Work to be completed>
Go line by line through the data and copy those with the word "share".

..........

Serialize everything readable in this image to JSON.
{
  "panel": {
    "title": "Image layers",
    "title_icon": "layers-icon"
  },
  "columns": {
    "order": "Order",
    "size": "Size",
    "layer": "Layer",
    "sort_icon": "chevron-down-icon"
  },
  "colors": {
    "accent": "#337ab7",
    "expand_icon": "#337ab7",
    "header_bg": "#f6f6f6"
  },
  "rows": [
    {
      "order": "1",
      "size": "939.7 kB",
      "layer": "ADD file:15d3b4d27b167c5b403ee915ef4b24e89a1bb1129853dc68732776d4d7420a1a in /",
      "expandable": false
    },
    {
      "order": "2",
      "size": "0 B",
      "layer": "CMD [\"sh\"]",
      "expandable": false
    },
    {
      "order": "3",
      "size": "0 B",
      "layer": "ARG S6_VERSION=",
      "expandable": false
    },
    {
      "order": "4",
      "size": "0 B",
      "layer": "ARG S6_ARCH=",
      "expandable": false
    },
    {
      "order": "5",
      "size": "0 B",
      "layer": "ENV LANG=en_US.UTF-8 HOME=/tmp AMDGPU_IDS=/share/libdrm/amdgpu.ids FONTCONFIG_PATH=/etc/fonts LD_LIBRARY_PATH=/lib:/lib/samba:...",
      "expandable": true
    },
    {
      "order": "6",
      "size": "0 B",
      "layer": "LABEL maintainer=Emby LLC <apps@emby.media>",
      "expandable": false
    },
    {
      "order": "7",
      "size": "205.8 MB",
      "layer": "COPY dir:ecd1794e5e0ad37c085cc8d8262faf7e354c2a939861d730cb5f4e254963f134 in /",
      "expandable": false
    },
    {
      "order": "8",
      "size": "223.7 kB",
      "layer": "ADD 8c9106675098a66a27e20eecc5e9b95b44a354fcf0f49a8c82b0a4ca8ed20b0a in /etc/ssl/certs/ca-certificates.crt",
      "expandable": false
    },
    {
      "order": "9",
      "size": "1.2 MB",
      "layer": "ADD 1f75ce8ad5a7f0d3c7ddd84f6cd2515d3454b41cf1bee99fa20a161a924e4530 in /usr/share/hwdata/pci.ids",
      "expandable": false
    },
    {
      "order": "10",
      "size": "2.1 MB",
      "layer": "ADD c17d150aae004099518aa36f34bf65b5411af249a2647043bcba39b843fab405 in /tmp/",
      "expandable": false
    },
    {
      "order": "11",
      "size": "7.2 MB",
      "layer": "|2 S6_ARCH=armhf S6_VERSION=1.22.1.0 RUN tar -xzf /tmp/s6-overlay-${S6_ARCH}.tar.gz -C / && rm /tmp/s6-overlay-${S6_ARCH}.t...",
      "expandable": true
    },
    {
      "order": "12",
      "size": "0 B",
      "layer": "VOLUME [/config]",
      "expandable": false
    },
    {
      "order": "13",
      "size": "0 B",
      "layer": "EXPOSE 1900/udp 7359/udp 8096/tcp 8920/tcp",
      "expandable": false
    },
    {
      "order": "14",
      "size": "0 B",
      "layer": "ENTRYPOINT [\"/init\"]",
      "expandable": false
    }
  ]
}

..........

Written answer>
      "layer": "ENV LANG=en_US.UTF-8 HOME=/tmp AMDGPU_IDS=/share/libdrm/amdgpu.ids FONTCONFIG_PATH=/etc/fonts LD_LIBRARY_PATH=/lib:/lib/samba:...",
      "layer": "ADD 1f75ce8ad5a7f0d3c7ddd84f6cd2515d3454b41cf1bee99fa20a161a924e4530 in /usr/share/hwdata/pci.ids",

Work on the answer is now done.